When he began preaching, the ignorant nation turned against him. Abuses and stones were showered at his august person. Every conceivable torture and cruelty was perpetrated on him. This continued not for a day or two but uninterruptedly for thirteen long troublesome years. At last he is exiled. But he is not given respite even there. He is tormented in various ways in his abode of refuge. The whole of Arabia is incited against him. He is persecuted and hounded down continuously for full eight years there. He suffered it all, but he did not budge an inch from the stand he had taken. He was resolute, firm and inflexible in his purpose and stand. His nation offered to accept him as its king and to lay all the riches of the land at his feet if only he would leave preaching his religion and spreading his message. But he chose to refuse the tempting offers and to suffer for his cause, instead. Why? Why was it that he cared not a jot for riches and luxury, kingship and glory and ease and plenty? One has to ponder over it deeply to find an answer.

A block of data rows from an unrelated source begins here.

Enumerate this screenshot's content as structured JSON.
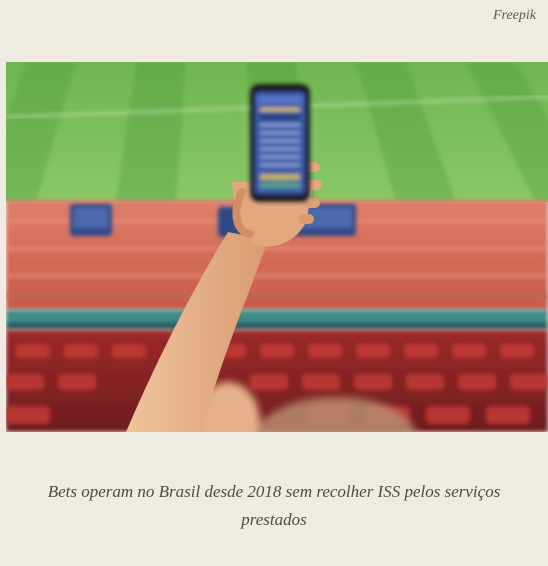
{
  "credit": "Freepik",
  "caption": "Bets operam no Brasil desde 2018 sem recolher ISS pelos serviços prestados",
  "photo": {
    "subject": "hand-holding-phone-stadium",
    "colors": {
      "grass_light": "#7fc15a",
      "grass_dark": "#5ea646",
      "track": "#d9735e",
      "seat": "#b8322e",
      "skin": "#e9b48a",
      "screen": "#3b58a8",
      "teal": "#3e8c8a"
    }
  }
}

Can any one imagine a higher example of self sacrifice, fellow-feeling and kind heartedness towards his fellow beings than that a man ruin his own happiness for the good of others, while those very people for whose betterment he is striving his utmost should stone him, abuse him, banish him and give him no quarter even in his exile, and that inspite of it all, he should refuse to abstain from striving for their well-being?
Can any sincere person undergo so much suffering for a false cause? Can any dishonest speculator and visionary exhibit such firmness and determination for his ideal as to stick to his guns to the very last and remain unruffled and unperturbed in the face of dangers and tortures of every conceivable description when a whole country rises up in arms against him?
This faith, this perseverance and this resolution with which he led his movement to ultimate success is, therefore, an eloquent proof of the supreme truth of his cause. Had there been the slightest touch of doubt and uncertainty in his heart, he could never have been able to brave the storm which continued in all its fury for twenty one long years. What more proof of perfect honesty of purpose, uprightness of character and sublimity of soul can there be? Who else can be a more truthful person than he who received such unique gifts and embellishment through a secret channel and still he outrightly pointed out the source of all his enlightenment and inspiration?
All these factors lead to the irresistible conclusion that such a man was the true Messenger of God. Such was our Holy Prophet Muhammad (peace be upon him). He was a prodigy of extraordinary merits, a paragon of virtue and goodness, a symbol of truth and veracity, a great apostle of God, His Messenger to the entire world. His life and thoughts, his truth and straight-forwardness, his piety and goodness, his character and moral, his ideology and achievements—all stand as unimpeachable proofs of his Prophethood. Any human being, who studies without bias his life and teachings will testify that verily he was the true Prophet of God, and the Quran is the true Book of God. No unbiased and serious seeker after truth can escape this judgement.
Appendix - Works by Dr. M.H. Durrani
1. Muhammad The Biblical Prophet (S.A.W). Published by International Islamic Publishers; 2nd ed edition (1983)
2. The Quranic Facts about Jesus. Published by International Islamic Publishers; 1st ed edition (1983)
3. Infallibility of Prophets. Published by International Islamic Publishers; 1st ed edition (1984)
4. An Advisory Study on Infallibility of Prophets. Published by S. M. Mir (1971)